═════ Data for review
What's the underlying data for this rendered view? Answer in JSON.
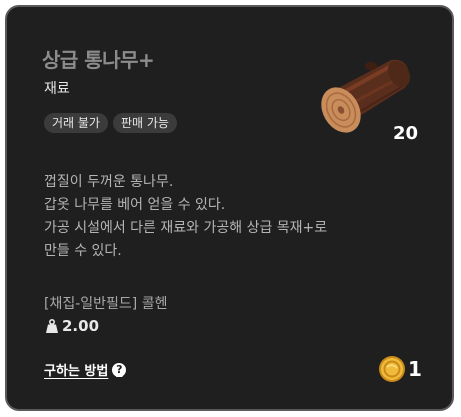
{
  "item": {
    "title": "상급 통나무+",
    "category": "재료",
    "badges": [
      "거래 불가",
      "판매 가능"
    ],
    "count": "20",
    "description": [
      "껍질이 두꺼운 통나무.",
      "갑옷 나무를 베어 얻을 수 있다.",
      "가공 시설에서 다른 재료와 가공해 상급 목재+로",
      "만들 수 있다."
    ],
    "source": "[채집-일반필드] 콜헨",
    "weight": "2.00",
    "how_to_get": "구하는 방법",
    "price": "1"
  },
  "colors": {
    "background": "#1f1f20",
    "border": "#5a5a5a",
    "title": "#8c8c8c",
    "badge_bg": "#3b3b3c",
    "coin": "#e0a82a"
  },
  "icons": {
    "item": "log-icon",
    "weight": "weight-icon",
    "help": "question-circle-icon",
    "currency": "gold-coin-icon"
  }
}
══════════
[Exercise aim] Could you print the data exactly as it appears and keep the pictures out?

[Written answer]
What's the underlying data for this rendered view? Answer in JSON.
{
  "item": {
    "title": "상급 통나무+",
    "category": "재료",
    "badges": [
      "거래 불가",
      "판매 가능"
    ],
    "count": "20",
    "description": [
      "껍질이 두꺼운 통나무.",
      "갑옷 나무를 베어 얻을 수 있다.",
      "가공 시설에서 다른 재료와 가공해 상급 목재+로",
      "만들 수 있다."
    ],
    "source": "[채집-일반필드] 콜헨",
    "weight": "2.00",
    "how_to_get": "구하는 방법",
    "price": "1"
  },
  "colors": {
    "background": "#1f1f20",
    "border": "#5a5a5a",
    "title": "#8c8c8c",
    "badge_bg": "#3b3b3c",
    "coin": "#e0a82a"
  },
  "icons": {
    "item": "log-icon",
    "weight": "weight-icon",
    "help": "question-circle-icon",
    "currency": "gold-coin-icon"
  }
}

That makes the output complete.